Volume 487: debated on Tuesday 3 February 2009

To ask the Secretary of State for Justice (1) whether the Government plans to increase court costs for conviction in the magistrates' court for failure to pay a television licence in line with the proposed increase in costs for an application for a liability order against council tax defaulters; (253250)

(2) whether he plans to allow magistrates' courts to (a) reduce and (b) remit court costs in proportion to means for (i) unemployed persons on means tested benefits and (ii) other cases of hardship.

A consultation paper ‘Civil Court Fees’ (CP31/08) was published on 10 December 2008. The consultation period closes 4 March 2009. The paper proposes to increase fees in order to maintain full-cost recovery for civil business in the county courts and High Court and increase civil fees for the magistrates court to 100 per cent. cost-recovery. The current fee for an application for conviction within the magistrates court is in three stages, costing a total of £90. The consultation proposes a single fee of £250. There are no plans to increase the fee of £3 for an application for a liability order against council tax defaulters.

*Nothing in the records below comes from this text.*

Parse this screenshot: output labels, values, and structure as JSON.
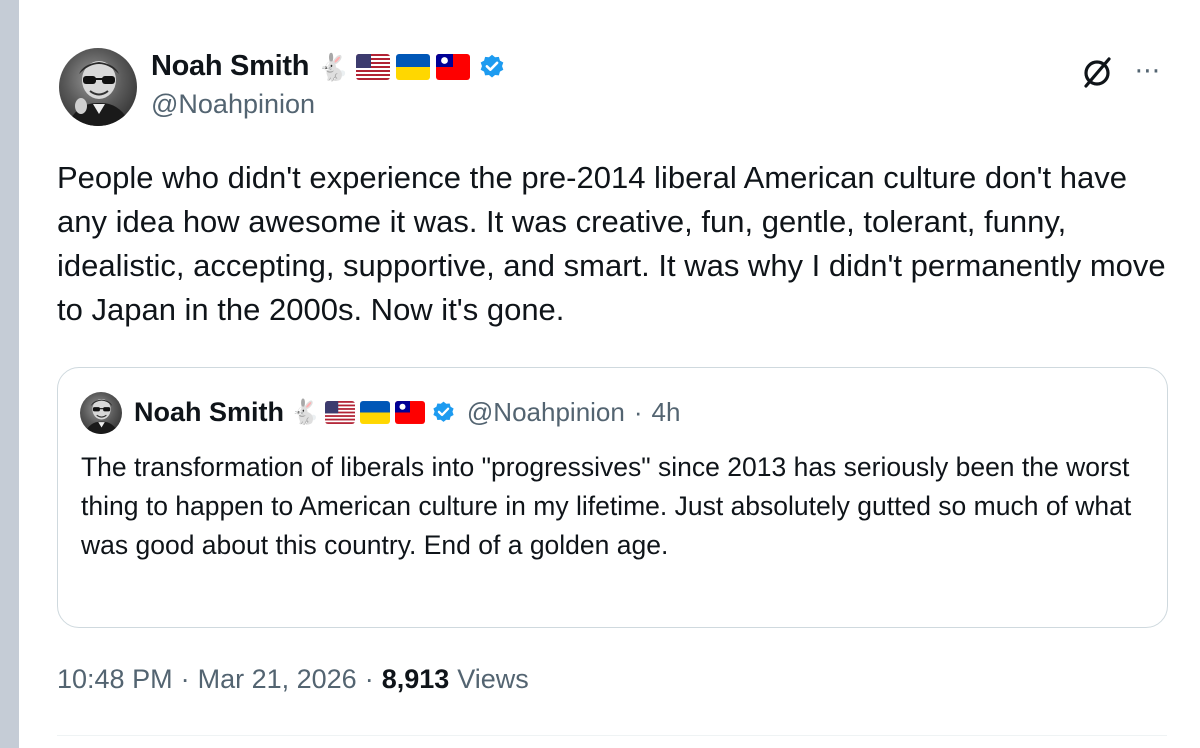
{
  "author": {
    "display_name": "Noah Smith",
    "handle": "@Noahpinion",
    "emoji": "🐇",
    "flags": [
      "us-flag",
      "ukraine-flag",
      "taiwan-flag"
    ],
    "verified": true
  },
  "tweet": {
    "text": "People who didn't experience the pre-2014 liberal American culture don't have any idea how awesome it was. It was creative, fun, gentle, tolerant, funny, idealistic, accepting, supportive, and smart. It was why I didn't permanently move to Japan in the 2000s. Now it's gone.",
    "time": "10:48 PM",
    "date": "Mar 21, 2026",
    "separator": "·",
    "views_count": "8,913",
    "views_label": "Views"
  },
  "quoted_tweet": {
    "display_name": "Noah Smith",
    "handle": "@Noahpinion",
    "separator": "·",
    "age": "4h",
    "text": "The transformation of liberals into \"progressives\" since 2013 has seriously been the worst thing to happen to American culture in my lifetime. Just absolutely gutted so much of what was good about this country. End of a golden age."
  },
  "icons": {
    "more": "⋯",
    "verified_color": "#1d9bf0"
  },
  "colors": {
    "text_primary": "#0f1419",
    "text_secondary": "#536471",
    "border": "#cfd9de"
  }
}
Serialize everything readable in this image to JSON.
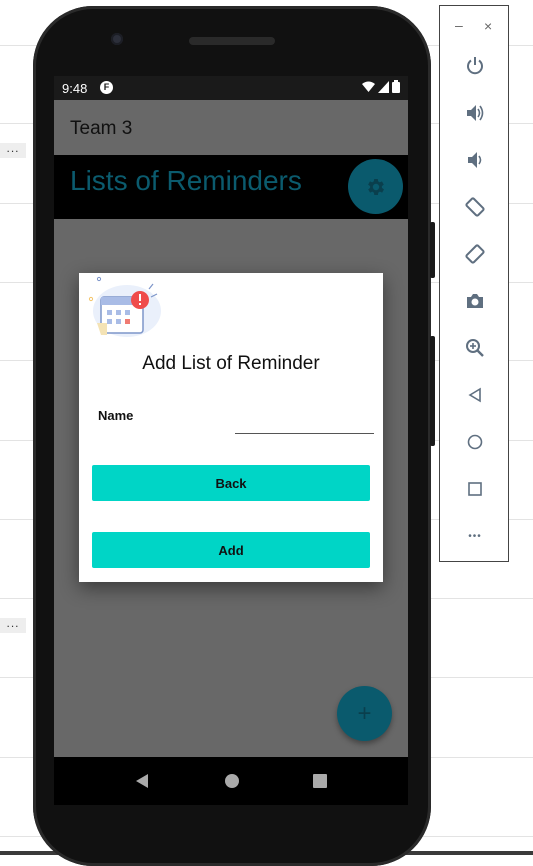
{
  "status_bar": {
    "time": "9:48",
    "app_icon_glyph": "F"
  },
  "app_bar": {
    "title": "Team 3"
  },
  "header": {
    "heading": "Lists of Reminders"
  },
  "dialog": {
    "title": "Add List of Reminder",
    "name_label": "Name",
    "name_value": "",
    "back_label": "Back",
    "add_label": "Add"
  },
  "fab": {
    "glyph": "+"
  },
  "background_panel": {
    "more_1": "...",
    "more_2": "..."
  },
  "emulator_toolbar": {
    "minimize": "–",
    "close": "×",
    "more": "•••",
    "tools": [
      "power-icon",
      "volume-up-icon",
      "volume-down-icon",
      "rotate-left-icon",
      "rotate-right-icon",
      "camera-icon",
      "zoom-in-icon",
      "back-icon",
      "home-icon",
      "overview-icon",
      "more-icon"
    ]
  },
  "colors": {
    "accent_teal": "#00d5c6",
    "dark_teal": "#0a5a6d",
    "heading_teal": "#0b5b6e",
    "screen_scrim": "#686868"
  }
}
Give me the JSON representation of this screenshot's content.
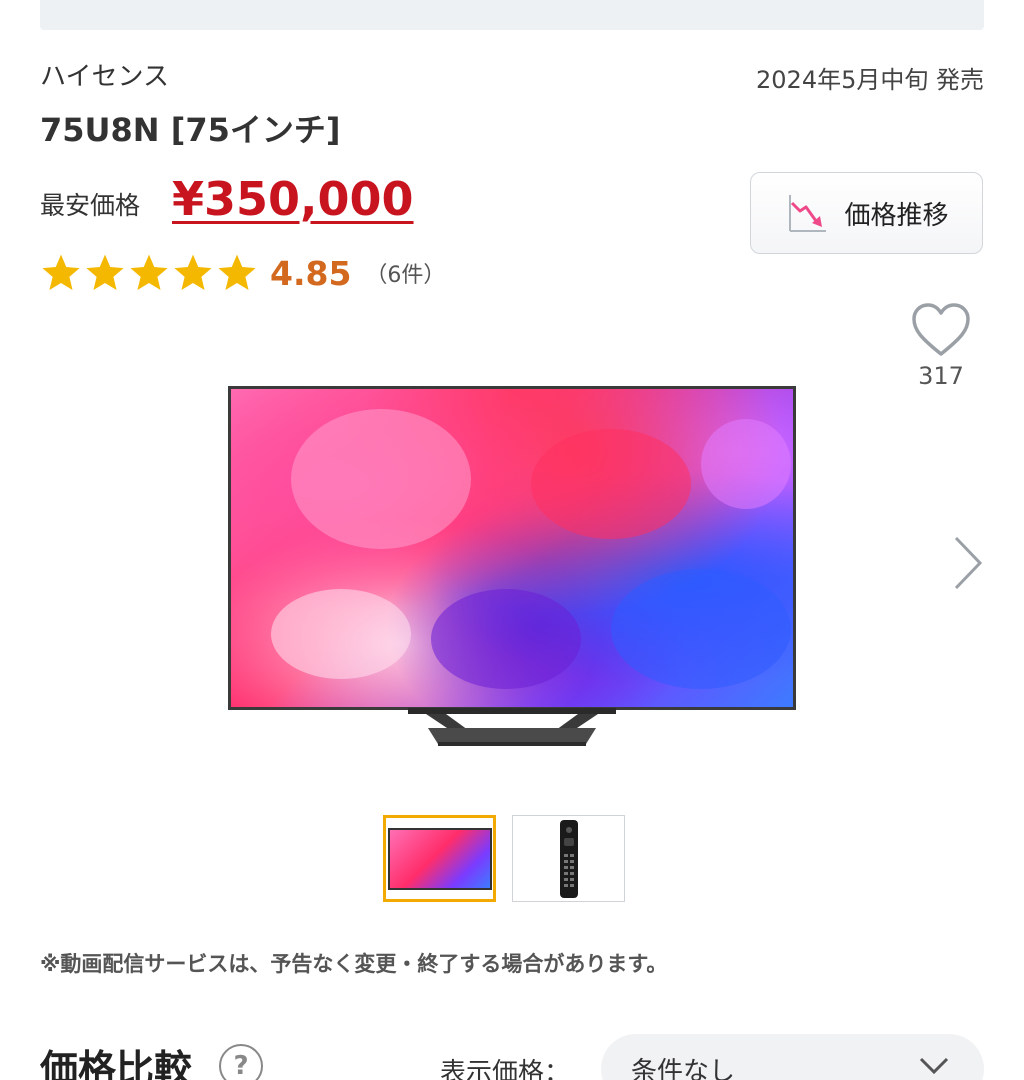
{
  "product": {
    "maker": "ハイセンス",
    "release": "2024年5月中旬 発売",
    "title": "75U8N [75インチ]"
  },
  "price": {
    "label": "最安価格",
    "value": "¥350,000",
    "trend_button": "価格推移",
    "trend_icon": "price-trend-chart-icon"
  },
  "rating": {
    "stars": 5,
    "score": "4.85",
    "count": "（6件）"
  },
  "favorite": {
    "icon": "heart-icon",
    "count": "317"
  },
  "gallery": {
    "main_image": "television",
    "thumbnails": [
      "television",
      "remote-control"
    ],
    "selected_index": 0
  },
  "notice": "※動画配信サービスは、予告なく変更・終了する場合があります。",
  "compare": {
    "title": "価格比較",
    "display_label": "表示価格：",
    "display_value": "条件なし"
  },
  "colors": {
    "price": "#c8141e",
    "score": "#d2691e",
    "star": "#f5b800",
    "thumb_selected": "#f2a900"
  }
}
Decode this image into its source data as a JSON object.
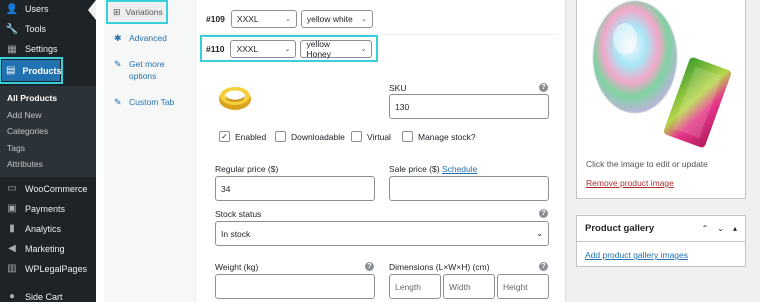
{
  "admin_menu": {
    "items_top": [
      {
        "label": "Users",
        "icon": "users-icon",
        "glyph": "👤"
      },
      {
        "label": "Tools",
        "icon": "wrench-icon",
        "glyph": "🔧"
      },
      {
        "label": "Settings",
        "icon": "settings-icon",
        "glyph": "▦"
      }
    ],
    "current": {
      "label": "Products",
      "icon": "archive-icon",
      "glyph": "▤"
    },
    "submenu": [
      "All Products",
      "Add New",
      "Categories",
      "Tags",
      "Attributes"
    ],
    "items_bottom": [
      {
        "label": "WooCommerce",
        "icon": "woocommerce-icon",
        "glyph": "▭"
      },
      {
        "label": "Payments",
        "icon": "payments-icon",
        "glyph": "▣"
      },
      {
        "label": "Analytics",
        "icon": "analytics-icon",
        "glyph": "▮"
      },
      {
        "label": "Marketing",
        "icon": "megaphone-icon",
        "glyph": "◀"
      },
      {
        "label": "WPLegalPages",
        "icon": "legalpages-icon",
        "glyph": "▥"
      },
      {
        "label": "Side Cart",
        "icon": "cart-icon",
        "glyph": "●"
      }
    ]
  },
  "tabs": [
    {
      "label": "Variations",
      "icon": "grid-icon",
      "glyph": "⊞"
    },
    {
      "label": "Advanced",
      "icon": "gear-icon",
      "glyph": "✱"
    },
    {
      "label": "Get more options",
      "icon": "plugin-icon",
      "glyph": "✎"
    },
    {
      "label": "Custom Tab",
      "icon": "wrench-icon",
      "glyph": "✎"
    }
  ],
  "variations": [
    {
      "num": "#109",
      "size": "XXXL",
      "color": "yellow white"
    },
    {
      "num": "#110",
      "size": "XXXL",
      "color": "yellow Honey"
    }
  ],
  "form": {
    "sku_label": "SKU",
    "sku_value": "130",
    "help": "?",
    "enabled": "Enabled",
    "downloadable": "Downloadable",
    "virtual": "Virtual",
    "manage_stock": "Manage stock?",
    "regular_price_label": "Regular price ($)",
    "regular_price": "34",
    "sale_price_label": "Sale price ($)",
    "schedule": "Schedule",
    "stock_status_label": "Stock status",
    "stock_status": "In stock",
    "weight_label": "Weight (kg)",
    "dimensions_label": "Dimensions (L×W×H) (cm)",
    "length": "Length",
    "width": "Width",
    "height": "Height"
  },
  "product_image": {
    "hint": "Click the image to edit or update",
    "remove": "Remove product image"
  },
  "gallery": {
    "title": "Product gallery",
    "add": "Add product gallery images"
  }
}
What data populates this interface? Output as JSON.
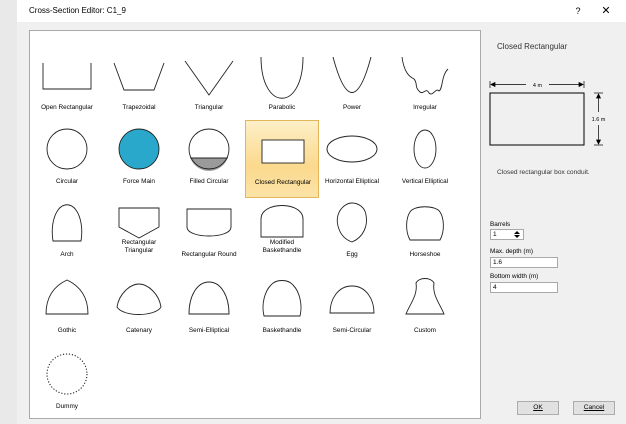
{
  "window": {
    "title": "Cross-Section Editor: C1_9",
    "help_label": "?",
    "close_label": "✕"
  },
  "shapes": [
    "Open Rectangular",
    "Trapezoidal",
    "Triangular",
    "Parabolic",
    "Power",
    "Irregular",
    "Circular",
    "Force Main",
    "Filled Circular",
    "Closed Rectangular",
    "Horizontal Elliptical",
    "Vertical Elliptical",
    "Arch",
    "Rectangular\nTriangular",
    "Rectangular Round",
    "Modified\nBaskethandle",
    "Egg",
    "Horseshoe",
    "Gothic",
    "Catenary",
    "Semi-Elliptical",
    "Baskethandle",
    "Semi-Circular",
    "Custom",
    "Dummy"
  ],
  "selected_shape": "Closed Rectangular",
  "side": {
    "title": "Closed Rectangular",
    "width_dim": "4 m",
    "height_dim": "1.6 m",
    "description": "Closed rectangular box conduit."
  },
  "params": {
    "barrels_label": "Barrels",
    "barrels_value": "1",
    "max_depth_label": "Max. depth (m)",
    "max_depth_value": "1.6",
    "bottom_width_label": "Bottom width (m)",
    "bottom_width_value": "4"
  },
  "buttons": {
    "ok": "OK",
    "cancel": "Cancel"
  },
  "colors": {
    "force_main_fill": "#2aa8cc",
    "selected_bg": "#fbd98d",
    "filled_circular_fill": "#9a9a9a"
  }
}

The Ministry of Justice is committed to ensuring that court fees do not prevent access to the courts for those less well-off. A system of fee concessions is available in the High Court, county court and magistrates courts to ensure those of limited means are not denied access to the courts because they genuinely cannot afford to pay the fees. The system allows a full remission or part remission of the court fee and is aimed at people who are in receipt of a specific means-tested benefit, whose income is below a prescribed limit and for some whose financial commitments leave them with little or no disposable income.